§ About this exercise: Select from the data all lines with the word "icon".

BEGIN Data shown

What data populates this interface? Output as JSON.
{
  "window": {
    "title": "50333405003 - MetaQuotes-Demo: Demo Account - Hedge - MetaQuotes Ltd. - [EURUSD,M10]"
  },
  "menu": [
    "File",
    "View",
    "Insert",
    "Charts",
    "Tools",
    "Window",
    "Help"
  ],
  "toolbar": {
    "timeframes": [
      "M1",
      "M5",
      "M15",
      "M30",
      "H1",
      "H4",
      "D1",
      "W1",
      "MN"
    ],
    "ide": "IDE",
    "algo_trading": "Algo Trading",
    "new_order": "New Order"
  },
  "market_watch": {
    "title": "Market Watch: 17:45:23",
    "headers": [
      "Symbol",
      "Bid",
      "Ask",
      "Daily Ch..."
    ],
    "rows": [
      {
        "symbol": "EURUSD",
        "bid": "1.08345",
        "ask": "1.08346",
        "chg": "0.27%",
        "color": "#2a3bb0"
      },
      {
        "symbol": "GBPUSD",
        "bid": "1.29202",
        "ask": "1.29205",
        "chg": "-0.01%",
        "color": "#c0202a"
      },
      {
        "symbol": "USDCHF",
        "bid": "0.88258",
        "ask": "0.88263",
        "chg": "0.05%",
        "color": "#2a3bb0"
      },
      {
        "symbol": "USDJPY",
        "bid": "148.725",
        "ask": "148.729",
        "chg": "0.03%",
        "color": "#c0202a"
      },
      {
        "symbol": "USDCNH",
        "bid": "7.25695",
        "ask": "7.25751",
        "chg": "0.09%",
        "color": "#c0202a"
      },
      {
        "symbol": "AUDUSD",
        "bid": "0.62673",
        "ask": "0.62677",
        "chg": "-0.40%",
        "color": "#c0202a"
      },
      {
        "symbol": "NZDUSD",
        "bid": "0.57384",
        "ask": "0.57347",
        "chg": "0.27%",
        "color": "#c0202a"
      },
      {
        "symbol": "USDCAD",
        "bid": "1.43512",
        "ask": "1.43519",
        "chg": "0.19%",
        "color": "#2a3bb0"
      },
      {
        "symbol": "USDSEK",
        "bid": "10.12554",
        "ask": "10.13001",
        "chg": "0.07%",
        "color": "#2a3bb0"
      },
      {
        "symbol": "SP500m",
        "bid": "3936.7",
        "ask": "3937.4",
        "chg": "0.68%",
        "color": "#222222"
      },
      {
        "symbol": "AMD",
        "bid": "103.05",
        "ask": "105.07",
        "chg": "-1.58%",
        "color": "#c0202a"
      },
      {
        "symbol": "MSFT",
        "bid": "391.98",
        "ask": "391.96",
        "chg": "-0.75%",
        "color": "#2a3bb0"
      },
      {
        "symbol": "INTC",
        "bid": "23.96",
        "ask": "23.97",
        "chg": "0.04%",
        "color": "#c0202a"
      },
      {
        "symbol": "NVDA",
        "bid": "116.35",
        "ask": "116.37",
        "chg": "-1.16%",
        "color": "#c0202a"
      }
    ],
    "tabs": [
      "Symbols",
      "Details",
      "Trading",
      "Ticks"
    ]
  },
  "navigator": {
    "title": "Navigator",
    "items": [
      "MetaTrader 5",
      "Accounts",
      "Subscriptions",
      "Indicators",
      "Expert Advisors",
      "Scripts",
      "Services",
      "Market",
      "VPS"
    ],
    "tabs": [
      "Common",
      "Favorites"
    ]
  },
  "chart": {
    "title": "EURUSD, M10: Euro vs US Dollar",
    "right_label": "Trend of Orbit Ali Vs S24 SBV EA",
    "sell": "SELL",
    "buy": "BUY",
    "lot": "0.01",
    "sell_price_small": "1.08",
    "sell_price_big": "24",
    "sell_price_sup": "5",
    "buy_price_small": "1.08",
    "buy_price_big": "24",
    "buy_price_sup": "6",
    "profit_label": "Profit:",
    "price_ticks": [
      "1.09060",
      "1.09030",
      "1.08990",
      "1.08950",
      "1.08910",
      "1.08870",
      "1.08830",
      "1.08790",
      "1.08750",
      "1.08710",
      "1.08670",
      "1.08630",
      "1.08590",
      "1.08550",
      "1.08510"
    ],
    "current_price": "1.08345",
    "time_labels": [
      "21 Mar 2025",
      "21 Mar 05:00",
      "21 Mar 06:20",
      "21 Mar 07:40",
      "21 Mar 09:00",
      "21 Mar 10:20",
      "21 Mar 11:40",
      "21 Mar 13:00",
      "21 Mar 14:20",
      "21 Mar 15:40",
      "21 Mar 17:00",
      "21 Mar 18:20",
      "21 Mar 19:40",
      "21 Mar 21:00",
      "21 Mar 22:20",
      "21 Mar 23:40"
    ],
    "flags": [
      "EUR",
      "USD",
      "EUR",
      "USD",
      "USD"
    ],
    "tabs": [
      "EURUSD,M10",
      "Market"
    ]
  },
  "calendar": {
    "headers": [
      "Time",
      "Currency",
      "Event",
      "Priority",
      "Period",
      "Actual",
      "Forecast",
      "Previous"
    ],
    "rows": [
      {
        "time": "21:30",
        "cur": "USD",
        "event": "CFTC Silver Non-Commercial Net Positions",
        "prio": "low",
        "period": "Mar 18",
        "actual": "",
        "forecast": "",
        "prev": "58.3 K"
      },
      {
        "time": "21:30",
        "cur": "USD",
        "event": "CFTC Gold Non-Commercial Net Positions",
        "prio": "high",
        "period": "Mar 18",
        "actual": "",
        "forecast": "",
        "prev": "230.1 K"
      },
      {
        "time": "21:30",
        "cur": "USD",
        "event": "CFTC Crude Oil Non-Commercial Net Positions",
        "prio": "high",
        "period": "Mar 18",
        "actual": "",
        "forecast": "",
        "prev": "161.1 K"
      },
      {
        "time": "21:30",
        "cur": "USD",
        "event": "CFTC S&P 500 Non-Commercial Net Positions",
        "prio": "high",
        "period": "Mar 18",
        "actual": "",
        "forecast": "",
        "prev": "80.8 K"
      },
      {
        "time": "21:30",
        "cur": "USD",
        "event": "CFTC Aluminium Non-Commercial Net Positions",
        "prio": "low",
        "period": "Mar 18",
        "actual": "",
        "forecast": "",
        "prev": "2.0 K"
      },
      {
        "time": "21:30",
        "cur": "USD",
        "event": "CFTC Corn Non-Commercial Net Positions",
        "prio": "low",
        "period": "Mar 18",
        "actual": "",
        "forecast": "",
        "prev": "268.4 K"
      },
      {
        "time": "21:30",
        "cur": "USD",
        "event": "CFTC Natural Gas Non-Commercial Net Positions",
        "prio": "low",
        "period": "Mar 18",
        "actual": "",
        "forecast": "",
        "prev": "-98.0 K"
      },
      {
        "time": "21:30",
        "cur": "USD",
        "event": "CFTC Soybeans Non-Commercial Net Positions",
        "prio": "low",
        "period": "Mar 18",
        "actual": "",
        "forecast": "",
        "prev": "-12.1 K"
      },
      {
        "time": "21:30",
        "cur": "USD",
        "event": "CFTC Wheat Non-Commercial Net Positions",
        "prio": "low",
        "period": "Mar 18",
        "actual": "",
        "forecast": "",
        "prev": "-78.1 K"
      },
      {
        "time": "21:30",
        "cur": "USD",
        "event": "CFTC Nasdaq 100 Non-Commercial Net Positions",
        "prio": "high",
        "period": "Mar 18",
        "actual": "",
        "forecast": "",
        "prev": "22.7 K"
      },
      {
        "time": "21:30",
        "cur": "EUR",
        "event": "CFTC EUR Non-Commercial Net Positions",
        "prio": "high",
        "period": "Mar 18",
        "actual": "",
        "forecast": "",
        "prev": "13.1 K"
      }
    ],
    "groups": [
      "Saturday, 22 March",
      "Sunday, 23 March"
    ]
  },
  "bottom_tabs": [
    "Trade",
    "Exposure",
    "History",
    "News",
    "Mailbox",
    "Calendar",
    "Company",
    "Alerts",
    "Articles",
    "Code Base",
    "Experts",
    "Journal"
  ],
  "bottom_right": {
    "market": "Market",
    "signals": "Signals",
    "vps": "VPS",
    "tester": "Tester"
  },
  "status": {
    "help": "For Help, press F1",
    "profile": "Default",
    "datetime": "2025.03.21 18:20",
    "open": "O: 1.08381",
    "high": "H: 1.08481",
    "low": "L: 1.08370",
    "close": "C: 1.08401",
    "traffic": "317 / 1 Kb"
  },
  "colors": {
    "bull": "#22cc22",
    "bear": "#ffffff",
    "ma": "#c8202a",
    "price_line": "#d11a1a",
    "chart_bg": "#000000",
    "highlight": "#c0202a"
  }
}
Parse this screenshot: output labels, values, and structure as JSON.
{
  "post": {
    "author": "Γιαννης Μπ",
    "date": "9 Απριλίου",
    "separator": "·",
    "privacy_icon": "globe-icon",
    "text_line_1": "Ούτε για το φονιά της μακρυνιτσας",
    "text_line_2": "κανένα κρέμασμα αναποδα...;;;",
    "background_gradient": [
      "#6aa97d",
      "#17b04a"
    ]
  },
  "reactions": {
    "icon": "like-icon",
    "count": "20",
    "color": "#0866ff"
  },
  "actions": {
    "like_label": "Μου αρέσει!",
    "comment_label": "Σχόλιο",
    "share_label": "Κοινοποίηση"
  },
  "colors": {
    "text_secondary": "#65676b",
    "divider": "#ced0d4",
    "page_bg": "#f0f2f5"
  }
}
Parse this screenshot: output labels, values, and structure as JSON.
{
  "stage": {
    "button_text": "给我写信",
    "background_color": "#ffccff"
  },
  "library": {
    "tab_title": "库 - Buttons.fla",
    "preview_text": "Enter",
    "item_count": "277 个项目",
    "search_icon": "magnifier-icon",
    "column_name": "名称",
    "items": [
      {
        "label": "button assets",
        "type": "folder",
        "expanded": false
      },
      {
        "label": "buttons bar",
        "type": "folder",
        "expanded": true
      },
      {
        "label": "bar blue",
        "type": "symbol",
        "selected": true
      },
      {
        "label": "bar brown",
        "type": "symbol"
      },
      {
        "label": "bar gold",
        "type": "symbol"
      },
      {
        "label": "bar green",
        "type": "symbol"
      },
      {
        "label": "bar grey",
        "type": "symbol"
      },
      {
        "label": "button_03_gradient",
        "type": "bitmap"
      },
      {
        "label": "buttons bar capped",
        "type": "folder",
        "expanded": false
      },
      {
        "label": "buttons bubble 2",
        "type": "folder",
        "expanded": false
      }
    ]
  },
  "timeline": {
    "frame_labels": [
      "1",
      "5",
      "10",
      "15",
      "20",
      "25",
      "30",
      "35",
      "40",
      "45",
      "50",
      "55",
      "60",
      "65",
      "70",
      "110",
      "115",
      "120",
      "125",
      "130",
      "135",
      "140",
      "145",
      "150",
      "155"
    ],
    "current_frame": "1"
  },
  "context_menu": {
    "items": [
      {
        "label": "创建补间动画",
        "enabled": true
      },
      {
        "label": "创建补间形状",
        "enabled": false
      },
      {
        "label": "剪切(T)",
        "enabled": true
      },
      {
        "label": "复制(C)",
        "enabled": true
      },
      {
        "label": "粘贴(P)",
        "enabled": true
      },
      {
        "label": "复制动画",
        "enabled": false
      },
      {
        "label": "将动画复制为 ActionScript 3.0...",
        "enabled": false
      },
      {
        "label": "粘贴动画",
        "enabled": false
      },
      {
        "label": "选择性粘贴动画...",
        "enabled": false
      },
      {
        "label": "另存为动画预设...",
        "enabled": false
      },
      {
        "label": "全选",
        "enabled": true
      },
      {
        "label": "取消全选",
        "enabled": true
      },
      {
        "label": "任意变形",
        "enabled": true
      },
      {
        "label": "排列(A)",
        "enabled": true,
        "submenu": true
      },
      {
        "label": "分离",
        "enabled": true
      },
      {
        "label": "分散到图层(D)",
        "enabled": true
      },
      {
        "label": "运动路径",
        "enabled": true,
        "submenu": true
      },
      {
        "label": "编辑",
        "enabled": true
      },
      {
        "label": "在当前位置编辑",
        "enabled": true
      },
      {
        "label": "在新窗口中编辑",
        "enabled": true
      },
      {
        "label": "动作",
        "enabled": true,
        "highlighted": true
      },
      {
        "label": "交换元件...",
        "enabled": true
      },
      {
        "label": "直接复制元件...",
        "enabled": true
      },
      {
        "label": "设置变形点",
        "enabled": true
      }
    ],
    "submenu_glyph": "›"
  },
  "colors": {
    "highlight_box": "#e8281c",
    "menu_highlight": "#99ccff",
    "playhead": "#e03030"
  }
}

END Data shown

§ Result for this task:
    "privacy_icon": "globe-icon",
    "icon": "like-icon",
    "search_icon": "magnifier-icon",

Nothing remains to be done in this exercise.